Philadelphia Jany. 25th 1819
I send the Analectic Magazine for the present month. Circumstances have induced me to decline any further cooperation in that journal, but Judge Cooper will still continue to supply it with an article from time to time. He has written for it a critique on de Tracy’s political Economy. I do not know what representation he has made of the books, or whether his studies have been of such a nature as to qualify him to pronounce judgment.
I have undertaken an Octavo of 500 or more pages—to be devoted to an exposition of the Historical & Moral Character, the Public Economy, and probable destinies, of these United States. An Outline is all that be given within the time & space to which I am obliged to restrict myself, but I hope to demonstrate that we are the most respectable and flourishing people on earth. The “Statistics” of Pitken are too dry and technical; the “Statistical Annals of Peybert too ponderous & particular.

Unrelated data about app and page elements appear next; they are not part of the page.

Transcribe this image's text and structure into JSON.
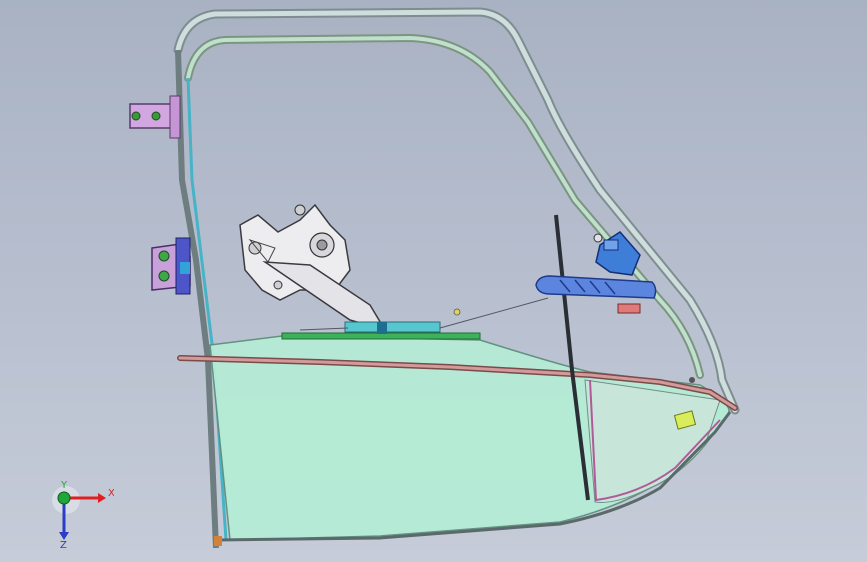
{
  "viewport": {
    "background_top": "#a9b2c3",
    "background_bottom": "#c6ccd8"
  },
  "triad": {
    "x_label": "X",
    "y_label": "Y",
    "z_label": "Z",
    "x_color": "#e02020",
    "y_color": "#1fa83a",
    "z_color": "#2a3cc8"
  },
  "parts": {
    "frame_outer": "#c9d7d7",
    "frame_inner": "#b9d9c8",
    "glass": "#b5ecd6",
    "glass_edge": "#d05a86",
    "window_regulator": "#e9e9ec",
    "outer_handle": "#3b6fd6",
    "hinge": "#c99ad8",
    "rail_strip": "#3fb15a",
    "belt_molding": "#c77b7b"
  }
}
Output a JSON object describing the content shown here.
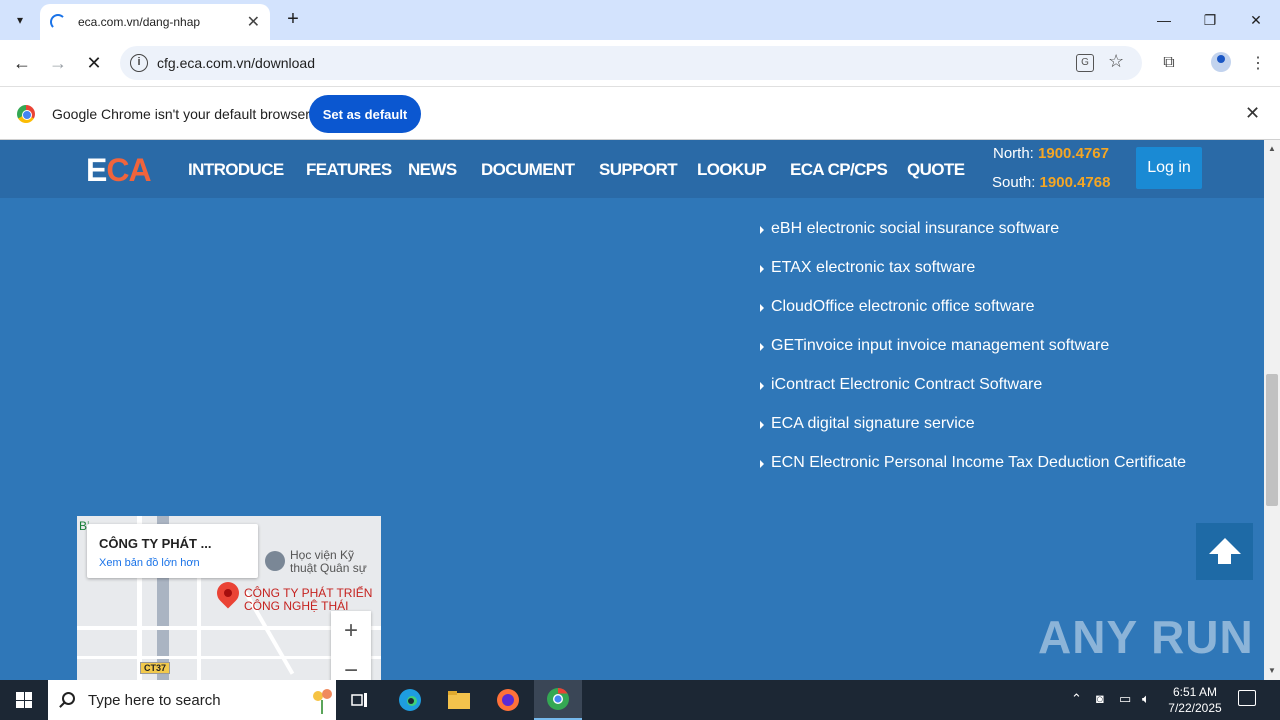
{
  "browser": {
    "tab_title": "eca.com.vn/dang-nhap",
    "url": "cfg.eca.com.vn/download",
    "infobar_message": "Google Chrome isn't your default browser",
    "set_default_label": "Set as default"
  },
  "site": {
    "logo_e": "E",
    "logo_ca": "CA",
    "menu": [
      "INTRODUCE",
      "FEATURES",
      "NEWS",
      "DOCUMENT",
      "SUPPORT",
      "LOOKUP",
      "ECA CP/CPS",
      "QUOTE"
    ],
    "hotline_north_label": "North:",
    "hotline_north": "1900.4767",
    "hotline_south_label": "South:",
    "hotline_south": "1900.4768",
    "login_label": "Log in",
    "products": [
      " eBH electronic social insurance software",
      "ETAX electronic tax software",
      "CloudOffice electronic office software",
      "GETinvoice input invoice management software",
      "iContract Electronic Contract Software",
      "ECA digital signature service",
      "ECN Electronic Personal Income Tax Deduction Certificate"
    ],
    "colors": {
      "header_bg": "#2a6aa7",
      "page_bg": "#2f77b8",
      "accent_orange": "#f0643c",
      "hotline": "#f5a623"
    }
  },
  "map": {
    "card_title": "CÔNG TY PHÁT ...",
    "card_link": "Xem bản đồ lớn hơn",
    "label_academy_1": "Học viện Kỹ",
    "label_academy_2": "thuật Quân sự",
    "label_company_1": "CÔNG TY PHÁT TRIỂN",
    "label_company_2": "CÔNG NGHỆ THÁI",
    "road_shield": "CT37",
    "edge_label": "Bi"
  },
  "watermark": "ANY RUN",
  "taskbar": {
    "search_placeholder": "Type here to search",
    "time": "6:51 AM",
    "date": "7/22/2025"
  }
}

I need not say how grateful I should be for any hints from you with regard to the best plan for the attainment of what I venture to call my patriotic object.

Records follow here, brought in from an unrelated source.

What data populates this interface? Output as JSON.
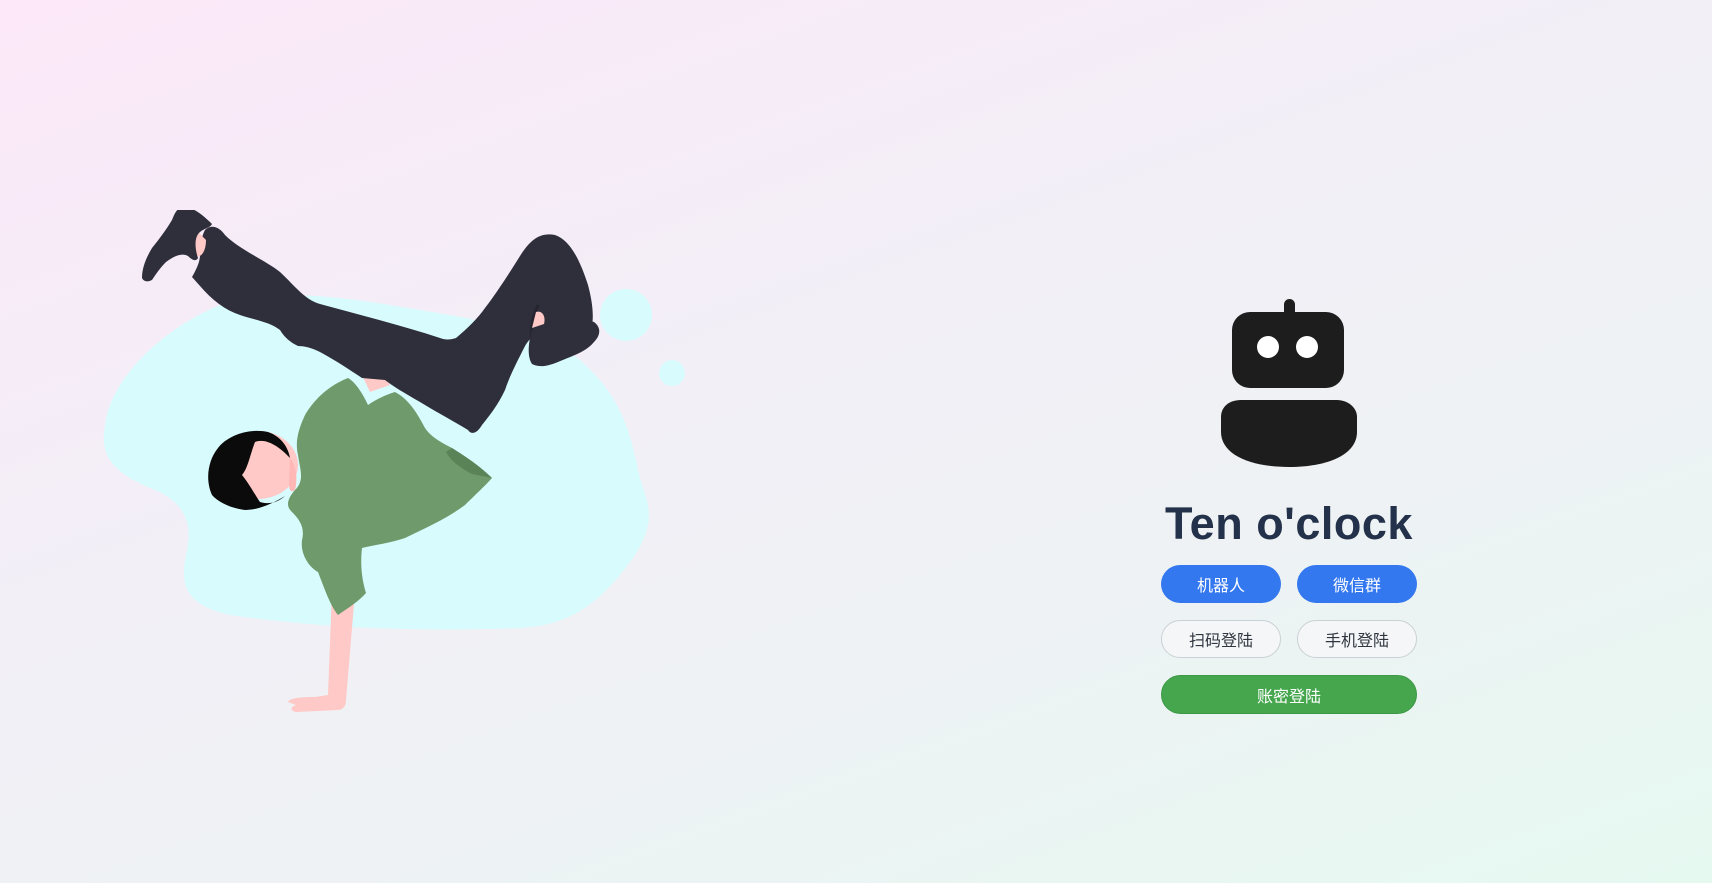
{
  "app": {
    "title": "Ten o'clock",
    "logo_icon": "robot-icon",
    "illustration": "breakdancer-illustration"
  },
  "buttons": {
    "robot_label": "机器人",
    "wechat_group_label": "微信群",
    "qr_login_label": "扫码登陆",
    "phone_login_label": "手机登陆",
    "password_login_label": "账密登陆"
  },
  "colors": {
    "primary": "#3478ef",
    "success": "#45a64e",
    "title": "#23314a",
    "blob": "#d8fcfd",
    "shirt": "#6f9a6c",
    "pants": "#2f2e3b",
    "skin": "#ffc9c7"
  }
}
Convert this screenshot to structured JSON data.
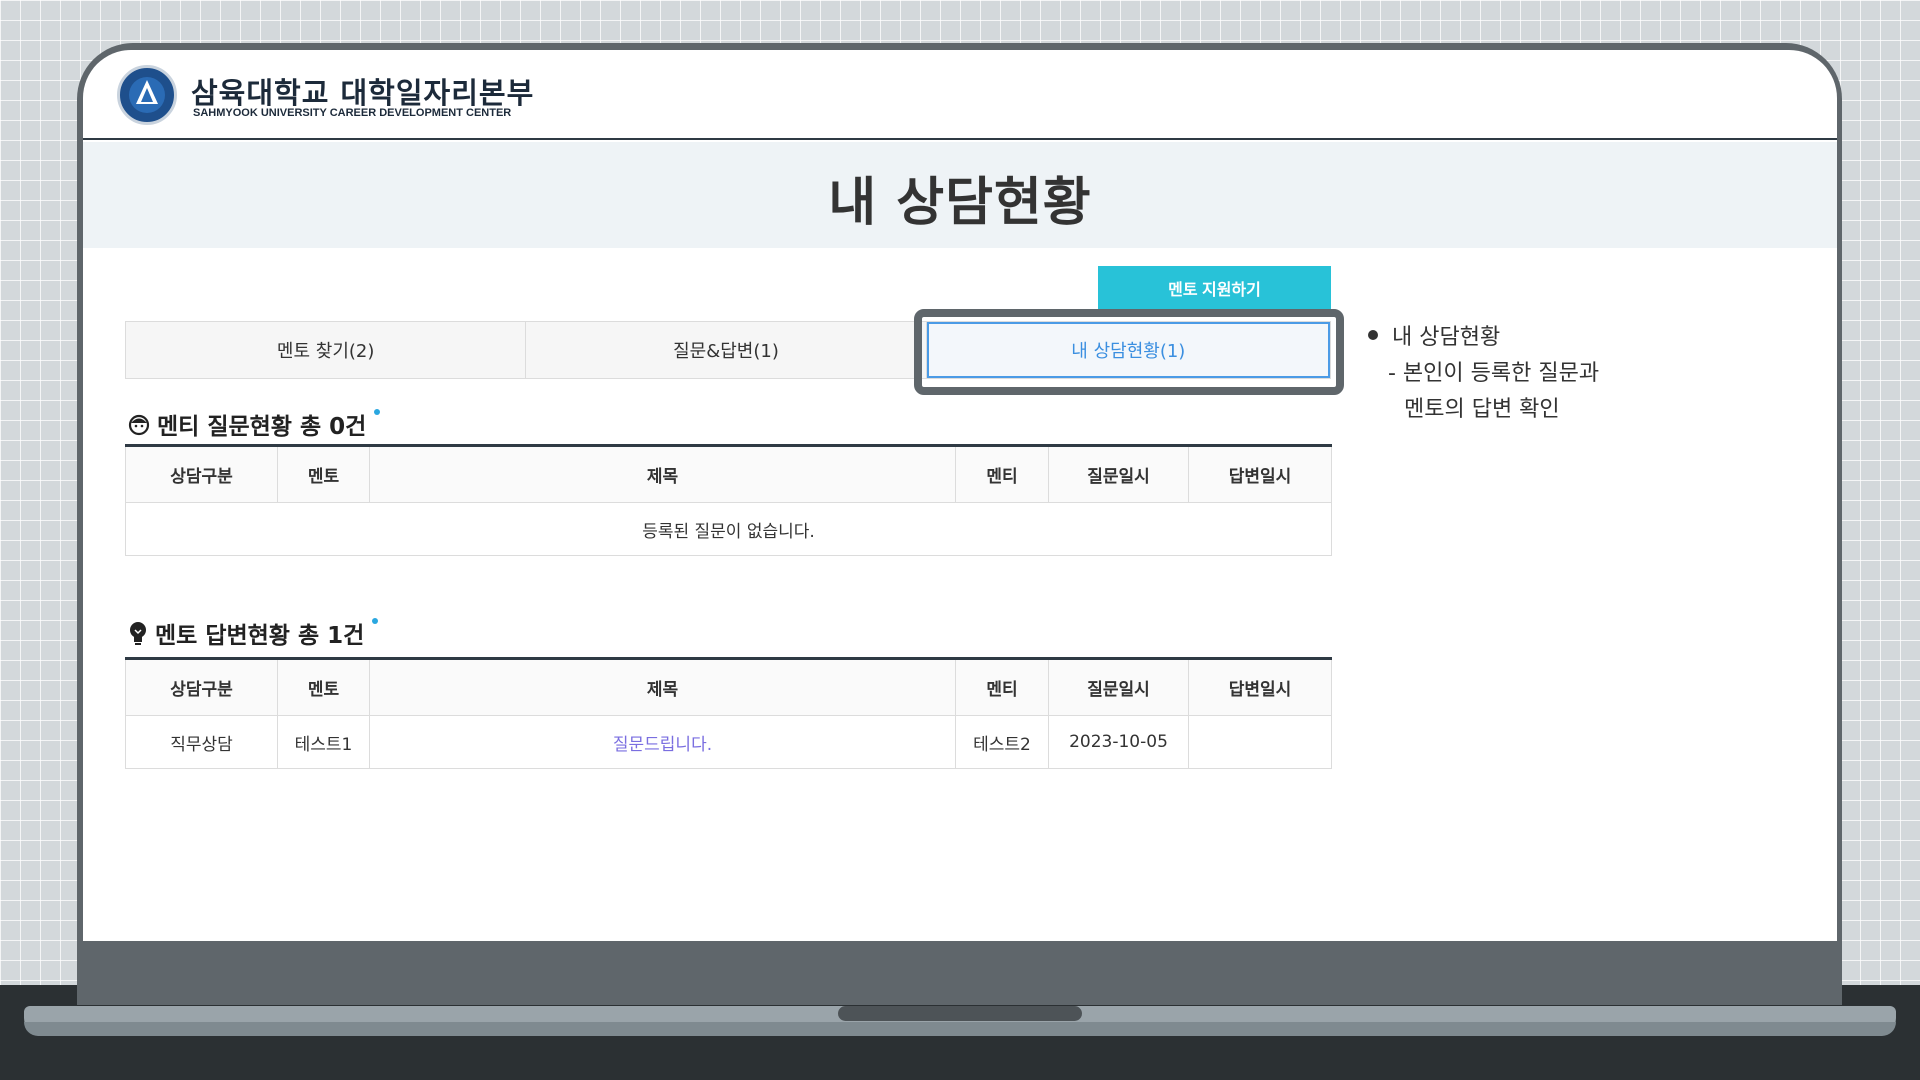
{
  "header": {
    "logo_title": "삼육대학교 대학일자리본부",
    "logo_subtitle": "SAHMYOOK UNIVERSITY CAREER DEVELOPMENT CENTER"
  },
  "page_title": "내 상담현황",
  "apply_button_label": "멘토 지원하기",
  "tabs": [
    {
      "label": "멘토 찾기(2)"
    },
    {
      "label": "질문&답변(1)"
    },
    {
      "label": "내 상담현황(1)"
    }
  ],
  "note": {
    "title": "내 상담현황",
    "line1": "- 본인이 등록한 질문과",
    "line2": "멘토의 답변 확인"
  },
  "mentee_section": {
    "title": "멘티 질문현황 총 0건",
    "columns": [
      "상담구분",
      "멘토",
      "제목",
      "멘티",
      "질문일시",
      "답변일시"
    ],
    "empty_message": "등록된 질문이 없습니다."
  },
  "mentor_section": {
    "title": "멘토 답변현황 총 1건",
    "columns": [
      "상담구분",
      "멘토",
      "제목",
      "멘티",
      "질문일시",
      "답변일시"
    ],
    "rows": [
      {
        "type": "직무상담",
        "mentor": "테스트1",
        "subject": "질문드립니다.",
        "mentee": "테스트2",
        "asked": "2023-10-05",
        "answered": ""
      }
    ]
  },
  "colors": {
    "accent_button": "#28c2d8",
    "active_tab": "#3b8fe0",
    "link": "#7a6ee0"
  }
}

Mr Benjamin Vaughan, and Dr Kirkland of the Harvard University are now in this city. On their way hither, they visited Mr Jay, & interrogated him concerning the Cooperation of Dr Franklin in the peace of 82. The testimony of Mr Jay corroborates the opinions which you were so kind as to communicate to me on the subject. He attests that Franklin seemed as tenacious of all points as his colleagues, & had no intercourse with the French Cabinet other than that to which all the Commissioners were parties.
I am happy to find that the legislature of Virginia have consulted the interests of the state and their our reputation, in the question of the University. What you have so skilfully and philanthropically projected, you will, I trust and expect, live to see either completely realized, or in a course of certain execution.
DLC: Papers of Thomas Jefferson.